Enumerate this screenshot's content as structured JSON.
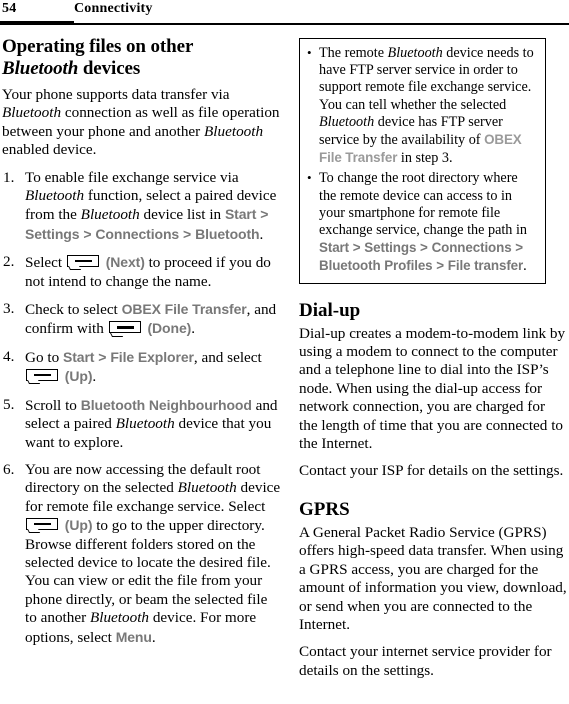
{
  "header": {
    "page_number": "54",
    "title": "Connectivity"
  },
  "left_column": {
    "section_heading_line1": "Operating files on other",
    "section_heading_italic": "Bluetooth",
    "section_heading_line2_rest": " devices",
    "intro_p1_a": "Your phone supports data transfer via ",
    "intro_p1_it1": "Bluetooth",
    "intro_p1_b": " connection as well as file operation between your phone and another ",
    "intro_p1_it2": "Bluetooth",
    "intro_p1_c": " enabled device.",
    "steps": [
      {
        "id": "step-1",
        "t1": "To enable file exchange service via ",
        "it1": "Bluetooth",
        "t2": " function, select a paired device from the ",
        "it2": "Bluetooth",
        "t3": " device list in ",
        "ui1": "Start",
        "sep1": " > ",
        "ui2": "Settings",
        "sep2": " > ",
        "ui3": "Connections",
        "sep3": " > ",
        "ui4": "Bluetooth",
        "t4": "."
      },
      {
        "id": "step-2",
        "t1": "Select ",
        "softkey": "softkey-icon",
        "ui1": "(Next)",
        "t2": " to proceed if you do not intend to change the name."
      },
      {
        "id": "step-3",
        "t1": "Check to select ",
        "ui1": "OBEX File Transfer",
        "t2": ", and confirm with ",
        "softkey": "softkey-icon",
        "ui2": "(Done)",
        "t3": "."
      },
      {
        "id": "step-4",
        "t1": "Go to ",
        "ui1": "Start",
        "sep1": " > ",
        "ui2": "File Explorer",
        "t2": ", and select ",
        "softkey": "softkey-icon",
        "ui3": "(Up)",
        "t3": "."
      },
      {
        "id": "step-5",
        "t1": "Scroll to ",
        "ui1": "Bluetooth Neighbourhood",
        "t2": " and select a paired ",
        "it1": "Bluetooth",
        "t3": " device that you want to explore."
      },
      {
        "id": "step-6",
        "t1": "You are now accessing the default root directory on the selected ",
        "it1": "Bluetooth",
        "t2": " device for remote file exchange service. Select ",
        "softkey": "softkey-icon",
        "ui1": "(Up)",
        "t3": " to go to the upper directory. Browse different folders stored on the selected device to locate the desired file. You can view or edit the file from your phone directly, or beam the selected file to another ",
        "it2": "Bluetooth",
        "t4": " device. For more options, select ",
        "ui2": "Menu",
        "t5": "."
      }
    ]
  },
  "right_column": {
    "note_box": {
      "bullets": [
        {
          "id": "note-bullet-1",
          "t1": "The remote ",
          "it1": "Bluetooth",
          "t2": " device needs to have FTP server service in order to support remote file exchange service. You can tell whether the selected ",
          "it2": "Bluetooth",
          "t3": " device has FTP server service by the availability of ",
          "ui1": "OBEX File Transfer",
          "t4": " in step 3."
        },
        {
          "id": "note-bullet-2",
          "t1": "To change the root directory where the remote device can access to in your smartphone for remote file exchange service, change the path in ",
          "ui1": "Start",
          "sep1": " > ",
          "ui2": "Settings",
          "sep2": " > ",
          "ui3": "Connections",
          "sep3": " > ",
          "ui4": "Bluetooth Profiles",
          "sep4": " > ",
          "ui5": "File transfer",
          "t2": "."
        }
      ]
    },
    "dialup": {
      "heading": "Dial-up",
      "p1": "Dial-up creates a modem-to-modem link by using a modem to connect to the computer and a telephone line to dial into the ISP’s node. When using the dial-up access for network connection, you are charged for the length of time that you are connected to the Internet.",
      "p2": "Contact your ISP for details on the settings."
    },
    "gprs": {
      "heading": "GPRS",
      "p1": "A General Packet Radio Service (GPRS) offers high-speed data transfer. When using a GPRS access, you are charged for the amount of information you view, download, or send when you are connected to the Internet.",
      "p2": "Contact your internet service provider for details on the settings."
    }
  },
  "colors": {
    "ui_term_gray": "#787878",
    "ui_term_gray_light": "#9a9a9a",
    "text_black": "#000000",
    "page_background": "#ffffff"
  }
}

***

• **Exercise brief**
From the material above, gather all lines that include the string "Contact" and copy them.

• **Answer box**
      "p2": "Contact your ISP for details on the settings."
      "p2": "Contact your internet service provider for details on the settings."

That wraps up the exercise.